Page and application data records
------------------------------------------------------------------------

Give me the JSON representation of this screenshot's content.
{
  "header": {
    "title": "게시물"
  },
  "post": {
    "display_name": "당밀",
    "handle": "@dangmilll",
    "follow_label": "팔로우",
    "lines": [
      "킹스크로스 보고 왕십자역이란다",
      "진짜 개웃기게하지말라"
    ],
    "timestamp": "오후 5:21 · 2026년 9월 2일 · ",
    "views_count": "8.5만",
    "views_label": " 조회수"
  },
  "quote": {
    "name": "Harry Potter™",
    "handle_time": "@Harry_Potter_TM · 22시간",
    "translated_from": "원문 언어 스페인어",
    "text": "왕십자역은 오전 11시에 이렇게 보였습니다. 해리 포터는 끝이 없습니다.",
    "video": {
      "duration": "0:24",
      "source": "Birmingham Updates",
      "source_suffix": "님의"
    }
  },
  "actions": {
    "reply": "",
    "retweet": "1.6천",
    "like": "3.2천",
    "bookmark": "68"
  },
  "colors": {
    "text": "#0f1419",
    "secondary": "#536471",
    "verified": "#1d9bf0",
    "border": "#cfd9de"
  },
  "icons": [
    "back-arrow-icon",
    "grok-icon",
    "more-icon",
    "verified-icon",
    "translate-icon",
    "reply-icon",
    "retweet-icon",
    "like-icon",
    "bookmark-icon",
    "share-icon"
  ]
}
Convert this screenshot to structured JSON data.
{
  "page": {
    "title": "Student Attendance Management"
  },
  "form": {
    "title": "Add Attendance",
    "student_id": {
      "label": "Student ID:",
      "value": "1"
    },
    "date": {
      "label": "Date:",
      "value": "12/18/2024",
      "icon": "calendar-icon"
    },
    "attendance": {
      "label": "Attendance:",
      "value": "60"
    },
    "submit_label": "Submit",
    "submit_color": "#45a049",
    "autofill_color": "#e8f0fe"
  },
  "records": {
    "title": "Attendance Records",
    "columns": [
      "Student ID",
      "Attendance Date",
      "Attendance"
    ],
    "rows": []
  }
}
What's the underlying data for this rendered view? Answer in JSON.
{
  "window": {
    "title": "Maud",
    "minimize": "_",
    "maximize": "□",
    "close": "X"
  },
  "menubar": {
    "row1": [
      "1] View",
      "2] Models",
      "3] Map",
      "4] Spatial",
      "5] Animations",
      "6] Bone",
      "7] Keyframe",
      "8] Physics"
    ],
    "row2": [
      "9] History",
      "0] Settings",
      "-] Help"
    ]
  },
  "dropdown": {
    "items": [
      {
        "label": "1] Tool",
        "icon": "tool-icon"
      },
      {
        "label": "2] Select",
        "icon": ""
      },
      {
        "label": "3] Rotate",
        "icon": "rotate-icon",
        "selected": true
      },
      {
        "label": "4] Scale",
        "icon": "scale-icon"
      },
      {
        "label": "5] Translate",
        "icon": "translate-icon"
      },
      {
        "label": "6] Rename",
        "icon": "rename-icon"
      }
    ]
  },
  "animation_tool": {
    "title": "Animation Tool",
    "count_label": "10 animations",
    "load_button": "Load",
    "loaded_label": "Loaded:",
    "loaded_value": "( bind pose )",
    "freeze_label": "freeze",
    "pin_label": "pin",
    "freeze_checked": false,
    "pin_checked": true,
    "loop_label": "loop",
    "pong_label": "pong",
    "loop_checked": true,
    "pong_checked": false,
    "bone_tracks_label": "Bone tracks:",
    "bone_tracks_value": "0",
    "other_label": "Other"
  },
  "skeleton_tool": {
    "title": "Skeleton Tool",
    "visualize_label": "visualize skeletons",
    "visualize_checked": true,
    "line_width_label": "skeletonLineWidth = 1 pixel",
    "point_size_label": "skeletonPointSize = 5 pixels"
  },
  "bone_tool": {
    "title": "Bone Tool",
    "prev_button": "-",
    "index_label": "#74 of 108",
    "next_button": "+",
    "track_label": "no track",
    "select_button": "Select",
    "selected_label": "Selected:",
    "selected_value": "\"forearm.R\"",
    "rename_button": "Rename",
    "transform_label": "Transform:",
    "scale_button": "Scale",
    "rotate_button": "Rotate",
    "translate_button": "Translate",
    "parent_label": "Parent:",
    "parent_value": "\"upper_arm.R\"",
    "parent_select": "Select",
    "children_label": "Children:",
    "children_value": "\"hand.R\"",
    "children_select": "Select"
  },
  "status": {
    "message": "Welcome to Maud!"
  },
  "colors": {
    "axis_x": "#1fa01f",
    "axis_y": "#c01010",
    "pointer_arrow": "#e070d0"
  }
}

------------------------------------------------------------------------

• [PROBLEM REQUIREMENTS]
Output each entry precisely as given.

• [ANSWER TO THIS EXERCISE]
Give me the JSON representation of this screenshot's content.
{
  "header": {
    "title": "게시물"
  },
  "post": {
    "display_name": "당밀",
    "handle": "@dangmilll",
    "follow_label": "팔로우",
    "lines": [
      "킹스크로스 보고 왕십자역이란다",
      "진짜 개웃기게하지말라"
    ],
    "timestamp": "오후 5:21 · 2026년 9월 2일 · ",
    "views_count": "8.5만",
    "views_label": " 조회수"
  },
  "quote": {
    "name": "Harry Potter™",
    "handle_time": "@Harry_Potter_TM · 22시간",
    "translated_from": "원문 언어 스페인어",
    "text": "왕십자역은 오전 11시에 이렇게 보였습니다. 해리 포터는 끝이 없습니다.",
    "video": {
      "duration": "0:24",
      "source": "Birmingham Updates",
      "source_suffix": "님의"
    }
  },
  "actions": {
    "reply": "",
    "retweet": "1.6천",
    "like": "3.2천",
    "bookmark": "68"
  },
  "colors": {
    "text": "#0f1419",
    "secondary": "#536471",
    "verified": "#1d9bf0",
    "border": "#cfd9de"
  },
  "icons": [
    "back-arrow-icon",
    "grok-icon",
    "more-icon",
    "verified-icon",
    "translate-icon",
    "reply-icon",
    "retweet-icon",
    "like-icon",
    "bookmark-icon",
    "share-icon"
  ]
}
Convert this screenshot to structured JSON data.
{
  "page": {
    "title": "Student Attendance Management"
  },
  "form": {
    "title": "Add Attendance",
    "student_id": {
      "label": "Student ID:",
      "value": "1"
    },
    "date": {
      "label": "Date:",
      "value": "12/18/2024",
      "icon": "calendar-icon"
    },
    "attendance": {
      "label": "Attendance:",
      "value": "60"
    },
    "submit_label": "Submit",
    "submit_color": "#45a049",
    "autofill_color": "#e8f0fe"
  },
  "records": {
    "title": "Attendance Records",
    "columns": [
      "Student ID",
      "Attendance Date",
      "Attendance"
    ],
    "rows": []
  }
}
What's the underlying data for this rendered view? Answer in JSON.
{
  "window": {
    "title": "Maud",
    "minimize": "_",
    "maximize": "□",
    "close": "X"
  },
  "menubar": {
    "row1": [
      "1] View",
      "2] Models",
      "3] Map",
      "4] Spatial",
      "5] Animations",
      "6] Bone",
      "7] Keyframe",
      "8] Physics"
    ],
    "row2": [
      "9] History",
      "0] Settings",
      "-] Help"
    ]
  },
  "dropdown": {
    "items": [
      {
        "label": "1] Tool",
        "icon": "tool-icon"
      },
      {
        "label": "2] Select",
        "icon": ""
      },
      {
        "label": "3] Rotate",
        "icon": "rotate-icon",
        "selected": true
      },
      {
        "label": "4] Scale",
        "icon": "scale-icon"
      },
      {
        "label": "5] Translate",
        "icon": "translate-icon"
      },
      {
        "label": "6] Rename",
        "icon": "rename-icon"
      }
    ]
  },
  "animation_tool": {
    "title": "Animation Tool",
    "count_label": "10 animations",
    "load_button": "Load",
    "loaded_label": "Loaded:",
    "loaded_value": "( bind pose )",
    "freeze_label": "freeze",
    "pin_label": "pin",
    "freeze_checked": false,
    "pin_checked": true,
    "loop_label": "loop",
    "pong_label": "pong",
    "loop_checked": true,
    "pong_checked": false,
    "bone_tracks_label": "Bone tracks:",
    "bone_tracks_value": "0",
    "other_label": "Other"
  },
  "skeleton_tool": {
    "title": "Skeleton Tool",
    "visualize_label": "visualize skeletons",
    "visualize_checked": true,
    "line_width_label": "skeletonLineWidth = 1 pixel",
    "point_size_label": "skeletonPointSize = 5 pixels"
  },
  "bone_tool": {
    "title": "Bone Tool",
    "prev_button": "-",
    "index_label": "#74 of 108",
    "next_button": "+",
    "track_label": "no track",
    "select_button": "Select",
    "selected_label": "Selected:",
    "selected_value": "\"forearm.R\"",
    "rename_button": "Rename",
    "transform_label": "Transform:",
    "scale_button": "Scale",
    "rotate_button": "Rotate",
    "translate_button": "Translate",
    "parent_label": "Parent:",
    "parent_value": "\"upper_arm.R\"",
    "parent_select": "Select",
    "children_label": "Children:",
    "children_value": "\"hand.R\"",
    "children_select": "Select"
  },
  "status": {
    "message": "Welcome to Maud!"
  },
  "colors": {
    "axis_x": "#1fa01f",
    "axis_y": "#c01010",
    "pointer_arrow": "#e070d0"
  }
}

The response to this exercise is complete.